>>>

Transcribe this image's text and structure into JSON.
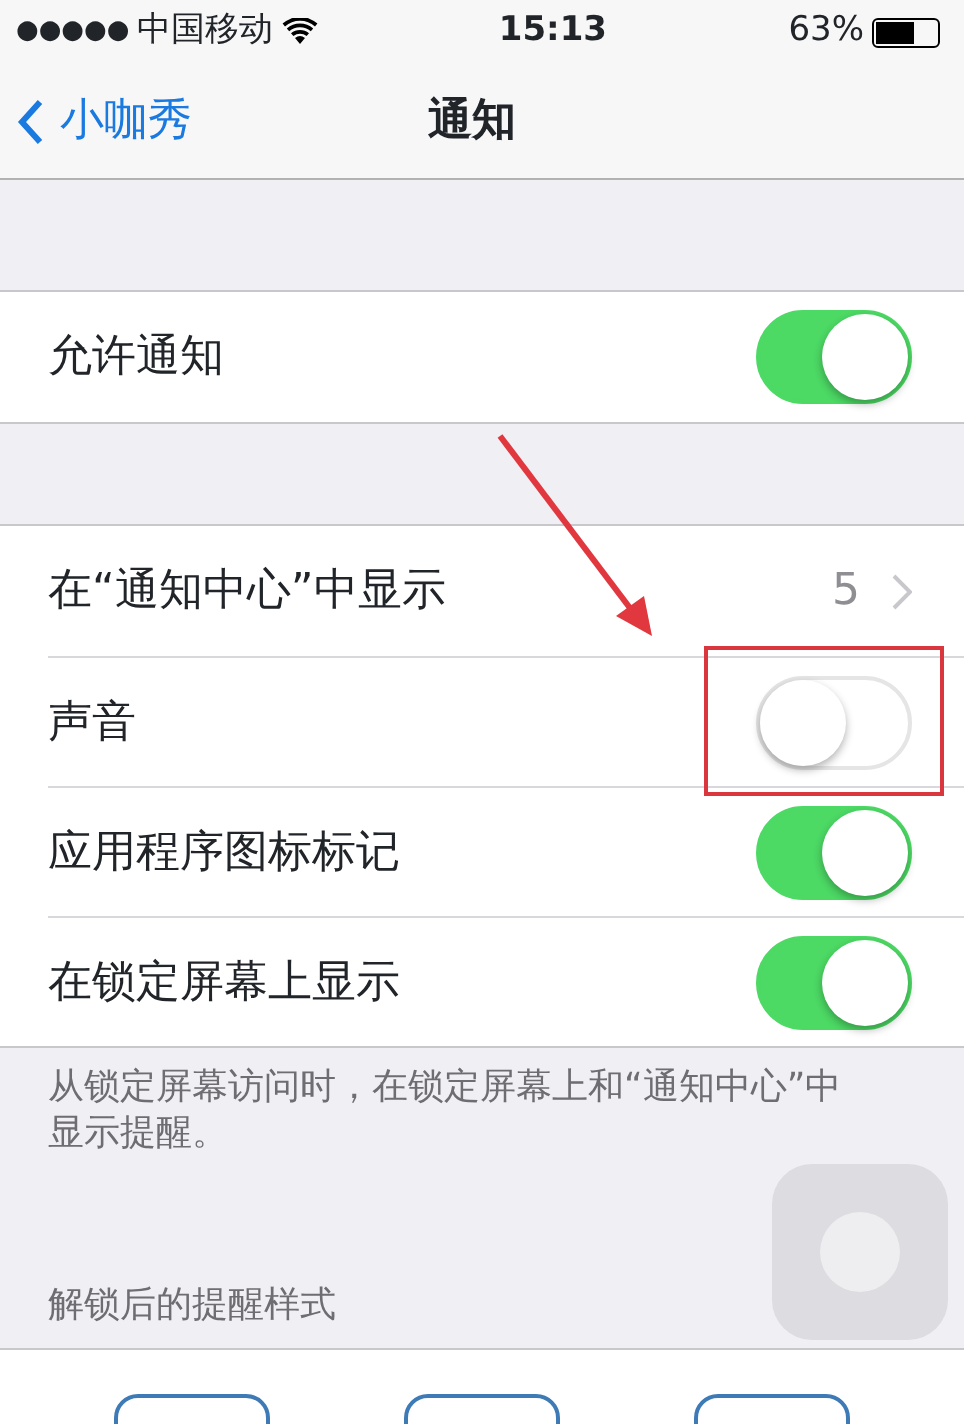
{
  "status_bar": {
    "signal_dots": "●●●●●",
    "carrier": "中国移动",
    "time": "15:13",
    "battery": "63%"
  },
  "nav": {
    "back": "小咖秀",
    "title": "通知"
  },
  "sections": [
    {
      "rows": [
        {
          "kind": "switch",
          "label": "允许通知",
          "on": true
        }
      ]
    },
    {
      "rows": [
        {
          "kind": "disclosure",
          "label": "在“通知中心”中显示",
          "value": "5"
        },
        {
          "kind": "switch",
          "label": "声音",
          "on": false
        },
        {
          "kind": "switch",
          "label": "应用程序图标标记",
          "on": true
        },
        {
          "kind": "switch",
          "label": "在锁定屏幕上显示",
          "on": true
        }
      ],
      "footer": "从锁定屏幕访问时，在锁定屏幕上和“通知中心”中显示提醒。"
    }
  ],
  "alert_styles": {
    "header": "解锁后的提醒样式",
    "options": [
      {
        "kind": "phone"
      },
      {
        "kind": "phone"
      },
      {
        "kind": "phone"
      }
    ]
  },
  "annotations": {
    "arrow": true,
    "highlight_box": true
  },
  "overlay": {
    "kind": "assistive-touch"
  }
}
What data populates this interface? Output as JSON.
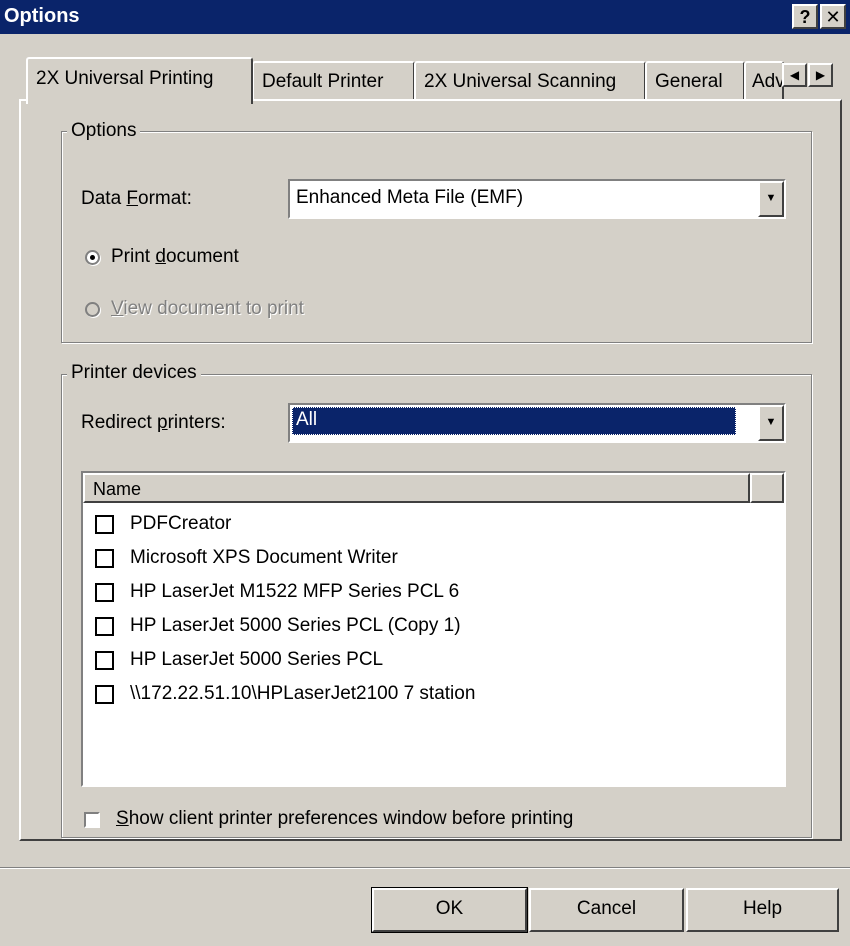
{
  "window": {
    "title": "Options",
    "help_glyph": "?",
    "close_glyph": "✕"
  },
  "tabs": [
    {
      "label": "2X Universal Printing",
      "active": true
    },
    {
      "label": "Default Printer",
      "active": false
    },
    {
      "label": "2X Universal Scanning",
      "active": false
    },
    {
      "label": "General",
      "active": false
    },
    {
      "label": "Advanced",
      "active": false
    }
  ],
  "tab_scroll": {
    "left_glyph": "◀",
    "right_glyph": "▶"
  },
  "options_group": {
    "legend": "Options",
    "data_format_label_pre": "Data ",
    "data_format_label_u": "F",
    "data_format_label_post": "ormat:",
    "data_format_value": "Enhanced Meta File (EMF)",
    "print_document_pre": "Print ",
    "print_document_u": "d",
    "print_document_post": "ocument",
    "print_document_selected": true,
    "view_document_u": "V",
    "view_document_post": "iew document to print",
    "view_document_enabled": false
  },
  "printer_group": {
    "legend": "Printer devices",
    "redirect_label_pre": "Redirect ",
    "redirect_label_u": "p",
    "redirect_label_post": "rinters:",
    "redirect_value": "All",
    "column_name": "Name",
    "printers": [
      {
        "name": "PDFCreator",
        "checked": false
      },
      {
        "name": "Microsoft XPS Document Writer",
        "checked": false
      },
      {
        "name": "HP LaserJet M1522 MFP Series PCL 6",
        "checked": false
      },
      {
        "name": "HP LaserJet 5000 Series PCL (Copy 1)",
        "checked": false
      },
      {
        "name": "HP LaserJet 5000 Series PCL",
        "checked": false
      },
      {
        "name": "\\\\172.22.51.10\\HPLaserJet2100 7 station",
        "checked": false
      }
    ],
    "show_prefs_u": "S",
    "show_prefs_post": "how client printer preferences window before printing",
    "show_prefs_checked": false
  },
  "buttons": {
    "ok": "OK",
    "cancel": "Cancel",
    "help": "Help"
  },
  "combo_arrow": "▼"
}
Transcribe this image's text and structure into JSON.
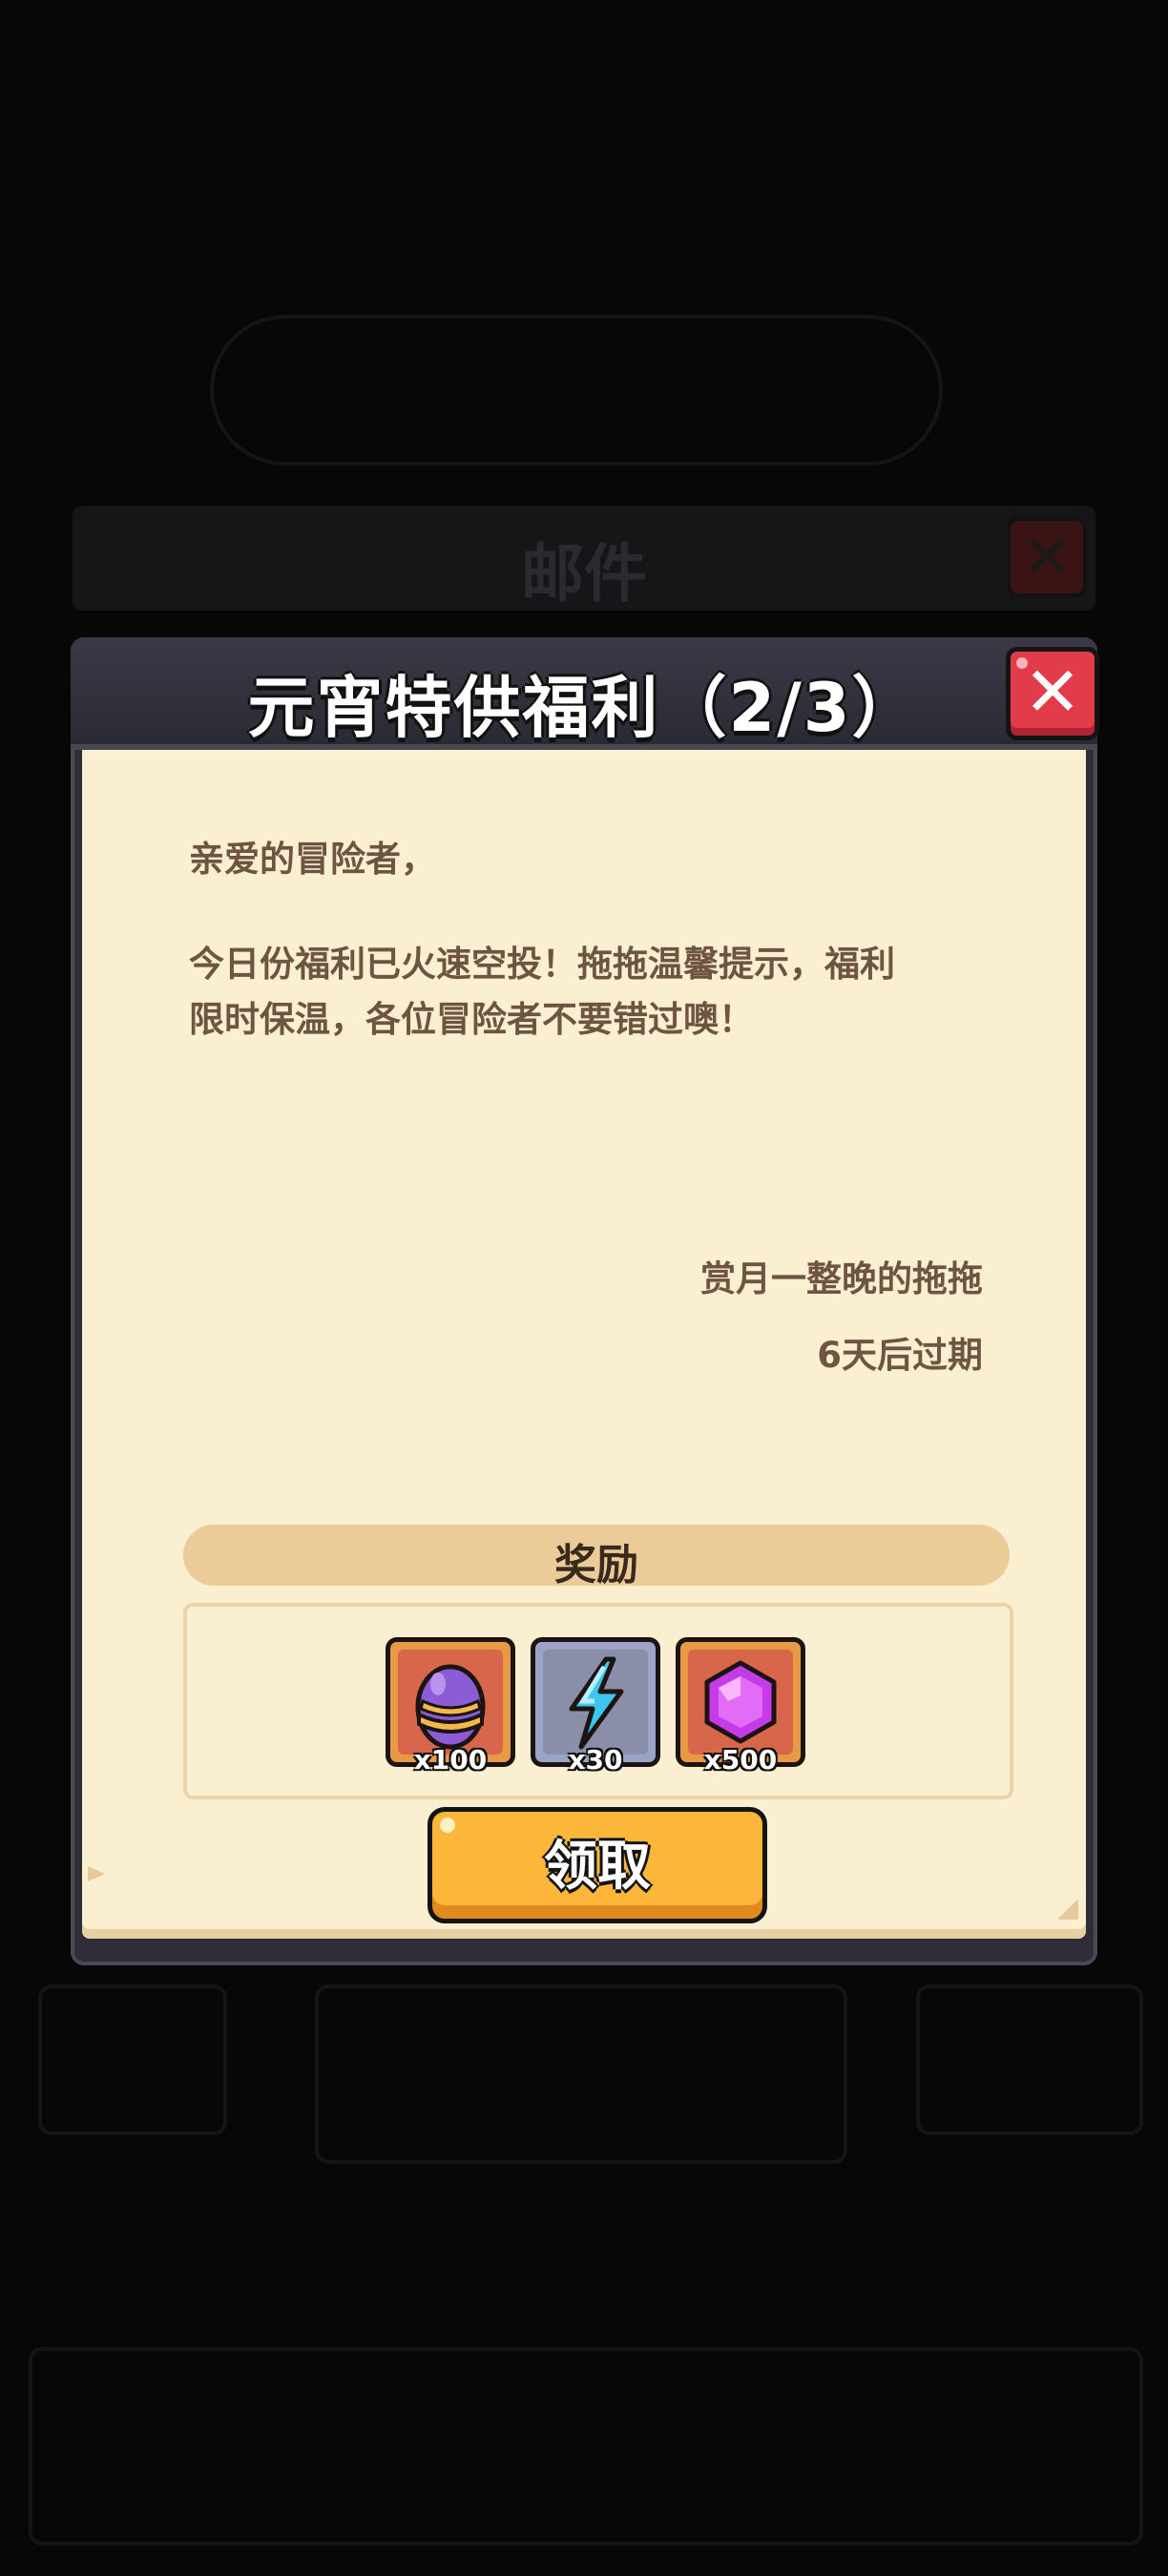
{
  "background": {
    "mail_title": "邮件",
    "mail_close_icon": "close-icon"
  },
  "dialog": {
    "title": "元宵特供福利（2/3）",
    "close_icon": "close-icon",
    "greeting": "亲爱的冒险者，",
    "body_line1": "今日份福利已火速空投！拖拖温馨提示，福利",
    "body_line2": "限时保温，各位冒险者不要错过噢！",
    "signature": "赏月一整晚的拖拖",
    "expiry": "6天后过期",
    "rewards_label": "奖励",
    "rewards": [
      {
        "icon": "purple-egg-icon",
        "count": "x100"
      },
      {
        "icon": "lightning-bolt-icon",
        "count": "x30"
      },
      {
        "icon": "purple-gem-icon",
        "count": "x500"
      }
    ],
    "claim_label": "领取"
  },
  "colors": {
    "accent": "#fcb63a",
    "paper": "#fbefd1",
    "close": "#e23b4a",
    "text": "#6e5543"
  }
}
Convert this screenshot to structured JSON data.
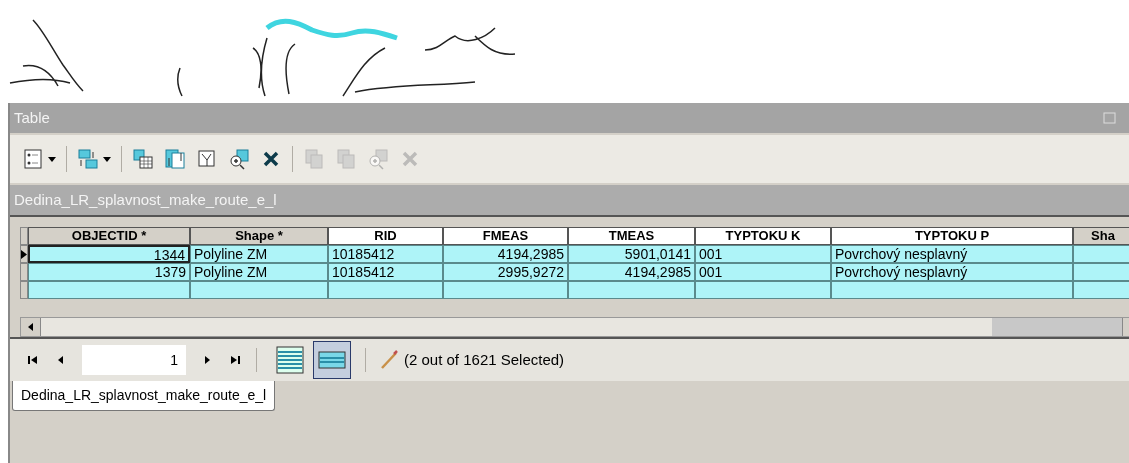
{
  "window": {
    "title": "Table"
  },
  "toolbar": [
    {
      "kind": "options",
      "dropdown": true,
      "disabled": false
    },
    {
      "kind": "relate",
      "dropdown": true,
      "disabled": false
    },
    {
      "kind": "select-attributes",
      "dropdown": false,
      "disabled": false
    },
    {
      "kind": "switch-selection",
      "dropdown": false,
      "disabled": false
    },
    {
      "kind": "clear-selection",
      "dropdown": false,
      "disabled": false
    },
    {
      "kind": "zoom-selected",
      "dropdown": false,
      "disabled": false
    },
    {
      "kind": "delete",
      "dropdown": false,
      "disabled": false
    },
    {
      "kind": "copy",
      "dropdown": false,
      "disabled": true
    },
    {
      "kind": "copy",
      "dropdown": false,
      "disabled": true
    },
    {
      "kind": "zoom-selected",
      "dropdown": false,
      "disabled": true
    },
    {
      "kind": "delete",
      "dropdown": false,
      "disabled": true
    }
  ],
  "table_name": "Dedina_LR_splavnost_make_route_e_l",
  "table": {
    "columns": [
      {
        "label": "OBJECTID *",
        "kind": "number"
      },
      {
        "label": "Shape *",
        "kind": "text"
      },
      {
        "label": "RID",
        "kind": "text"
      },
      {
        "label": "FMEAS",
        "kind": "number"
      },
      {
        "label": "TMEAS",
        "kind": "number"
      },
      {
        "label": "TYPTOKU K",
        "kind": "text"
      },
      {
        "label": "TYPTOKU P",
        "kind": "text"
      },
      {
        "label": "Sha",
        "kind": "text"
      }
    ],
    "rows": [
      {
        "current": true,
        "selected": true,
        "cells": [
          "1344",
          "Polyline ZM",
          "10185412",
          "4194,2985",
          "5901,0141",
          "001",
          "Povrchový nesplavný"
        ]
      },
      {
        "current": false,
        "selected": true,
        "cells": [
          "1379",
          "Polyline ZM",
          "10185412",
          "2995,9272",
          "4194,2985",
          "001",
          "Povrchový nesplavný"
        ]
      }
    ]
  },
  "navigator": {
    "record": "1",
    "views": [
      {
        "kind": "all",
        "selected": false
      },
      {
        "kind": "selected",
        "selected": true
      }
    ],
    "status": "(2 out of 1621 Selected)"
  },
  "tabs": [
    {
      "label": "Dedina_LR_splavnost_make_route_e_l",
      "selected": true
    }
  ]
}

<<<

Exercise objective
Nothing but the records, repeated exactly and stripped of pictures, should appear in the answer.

Expected answer
Transcribe this image's text and structure into JSON.
{
  "status_bar": {
    "signal_dots": "●●●●●",
    "carrier": "中国移动",
    "time": "15:13",
    "battery": "63%"
  },
  "nav": {
    "back": "小咖秀",
    "title": "通知"
  },
  "sections": [
    {
      "rows": [
        {
          "kind": "switch",
          "label": "允许通知",
          "on": true
        }
      ]
    },
    {
      "rows": [
        {
          "kind": "disclosure",
          "label": "在“通知中心”中显示",
          "value": "5"
        },
        {
          "kind": "switch",
          "label": "声音",
          "on": false
        },
        {
          "kind": "switch",
          "label": "应用程序图标标记",
          "on": true
        },
        {
          "kind": "switch",
          "label": "在锁定屏幕上显示",
          "on": true
        }
      ],
      "footer": "从锁定屏幕访问时，在锁定屏幕上和“通知中心”中显示提醒。"
    }
  ],
  "alert_styles": {
    "header": "解锁后的提醒样式",
    "options": [
      {
        "kind": "phone"
      },
      {
        "kind": "phone"
      },
      {
        "kind": "phone"
      }
    ]
  },
  "annotations": {
    "arrow": true,
    "highlight_box": true
  },
  "overlay": {
    "kind": "assistive-touch"
  }
}
What data populates this interface? Output as JSON.
{
  "window": {
    "title": "Options",
    "help_glyph": "?",
    "close_glyph": "✕"
  },
  "tabs": [
    {
      "label": "2X Universal Printing",
      "active": true
    },
    {
      "label": "Default Printer",
      "active": false
    },
    {
      "label": "2X Universal Scanning",
      "active": false
    },
    {
      "label": "General",
      "active": false
    },
    {
      "label": "Advanced",
      "active": false
    }
  ],
  "tab_scroll": {
    "left_glyph": "◀",
    "right_glyph": "▶"
  },
  "options_group": {
    "legend": "Options",
    "data_format_label_pre": "Data ",
    "data_format_label_u": "F",
    "data_format_label_post": "ormat:",
    "data_format_value": "Enhanced Meta File (EMF)",
    "print_document_pre": "Print ",
    "print_document_u": "d",
    "print_document_post": "ocument",
    "print_document_selected": true,
    "view_document_u": "V",
    "view_document_post": "iew document to print",
    "view_document_enabled": false
  },
  "printer_group": {
    "legend": "Printer devices",
    "redirect_label_pre": "Redirect ",
    "redirect_label_u": "p",
    "redirect_label_post": "rinters:",
    "redirect_value": "All",
    "column_name": "Name",
    "printers": [
      {
        "name": "PDFCreator",
        "checked": false
      },
      {
        "name": "Microsoft XPS Document Writer",
        "checked": false
      },
      {
        "name": "HP LaserJet M1522 MFP Series PCL 6",
        "checked": false
      },
      {
        "name": "HP LaserJet 5000 Series PCL (Copy 1)",
        "checked": false
      },
      {
        "name": "HP LaserJet 5000 Series PCL",
        "checked": false
      },
      {
        "name": "\\\\172.22.51.10\\HPLaserJet2100 7 station",
        "checked": false
      }
    ],
    "show_prefs_u": "S",
    "show_prefs_post": "how client printer preferences window before printing",
    "show_prefs_checked": false
  },
  "buttons": {
    "ok": "OK",
    "cancel": "Cancel",
    "help": "Help"
  },
  "combo_arrow": "▼"
}
Transcribe this image's text and structure into JSON.
{
  "background": {
    "mail_title": "邮件",
    "mail_close_icon": "close-icon"
  },
  "dialog": {
    "title": "元宵特供福利（2/3）",
    "close_icon": "close-icon",
    "greeting": "亲爱的冒险者，",
    "body_line1": "今日份福利已火速空投！拖拖温馨提示，福利",
    "body_line2": "限时保温，各位冒险者不要错过噢！",
    "signature": "赏月一整晚的拖拖",
    "expiry": "6天后过期",
    "rewards_label": "奖励",
    "rewards": [
      {
        "icon": "purple-egg-icon",
        "count": "x100"
      },
      {
        "icon": "lightning-bolt-icon",
        "count": "x30"
      },
      {
        "icon": "purple-gem-icon",
        "count": "x500"
      }
    ],
    "claim_label": "领取"
  },
  "colors": {
    "accent": "#fcb63a",
    "paper": "#fbefd1",
    "close": "#e23b4a",
    "text": "#6e5543"
  }
}
Convert this screenshot to structured JSON data.
{
  "window": {
    "title": "Table"
  },
  "toolbar": [
    {
      "kind": "options",
      "dropdown": true,
      "disabled": false
    },
    {
      "kind": "relate",
      "dropdown": true,
      "disabled": false
    },
    {
      "kind": "select-attributes",
      "dropdown": false,
      "disabled": false
    },
    {
      "kind": "switch-selection",
      "dropdown": false,
      "disabled": false
    },
    {
      "kind": "clear-selection",
      "dropdown": false,
      "disabled": false
    },
    {
      "kind": "zoom-selected",
      "dropdown": false,
      "disabled": false
    },
    {
      "kind": "delete",
      "dropdown": false,
      "disabled": false
    },
    {
      "kind": "copy",
      "dropdown": false,
      "disabled": true
    },
    {
      "kind": "copy",
      "dropdown": false,
      "disabled": true
    },
    {
      "kind": "zoom-selected",
      "dropdown": false,
      "disabled": true
    },
    {
      "kind": "delete",
      "dropdown": false,
      "disabled": true
    }
  ],
  "table_name": "Dedina_LR_splavnost_make_route_e_l",
  "table": {
    "columns": [
      {
        "label": "OBJECTID *",
        "kind": "number"
      },
      {
        "label": "Shape *",
        "kind": "text"
      },
      {
        "label": "RID",
        "kind": "text"
      },
      {
        "label": "FMEAS",
        "kind": "number"
      },
      {
        "label": "TMEAS",
        "kind": "number"
      },
      {
        "label": "TYPTOKU K",
        "kind": "text"
      },
      {
        "label": "TYPTOKU P",
        "kind": "text"
      },
      {
        "label": "Sha",
        "kind": "text"
      }
    ],
    "rows": [
      {
        "current": true,
        "selected": true,
        "cells": [
          "1344",
          "Polyline ZM",
          "10185412",
          "4194,2985",
          "5901,0141",
          "001",
          "Povrchový nesplavný"
        ]
      },
      {
        "current": false,
        "selected": true,
        "cells": [
          "1379",
          "Polyline ZM",
          "10185412",
          "2995,9272",
          "4194,2985",
          "001",
          "Povrchový nesplavný"
        ]
      }
    ]
  },
  "navigator": {
    "record": "1",
    "views": [
      {
        "kind": "all",
        "selected": false
      },
      {
        "kind": "selected",
        "selected": true
      }
    ],
    "status": "(2 out of 1621 Selected)"
  },
  "tabs": [
    {
      "label": "Dedina_LR_splavnost_make_route_e_l",
      "selected": true
    }
  ]
}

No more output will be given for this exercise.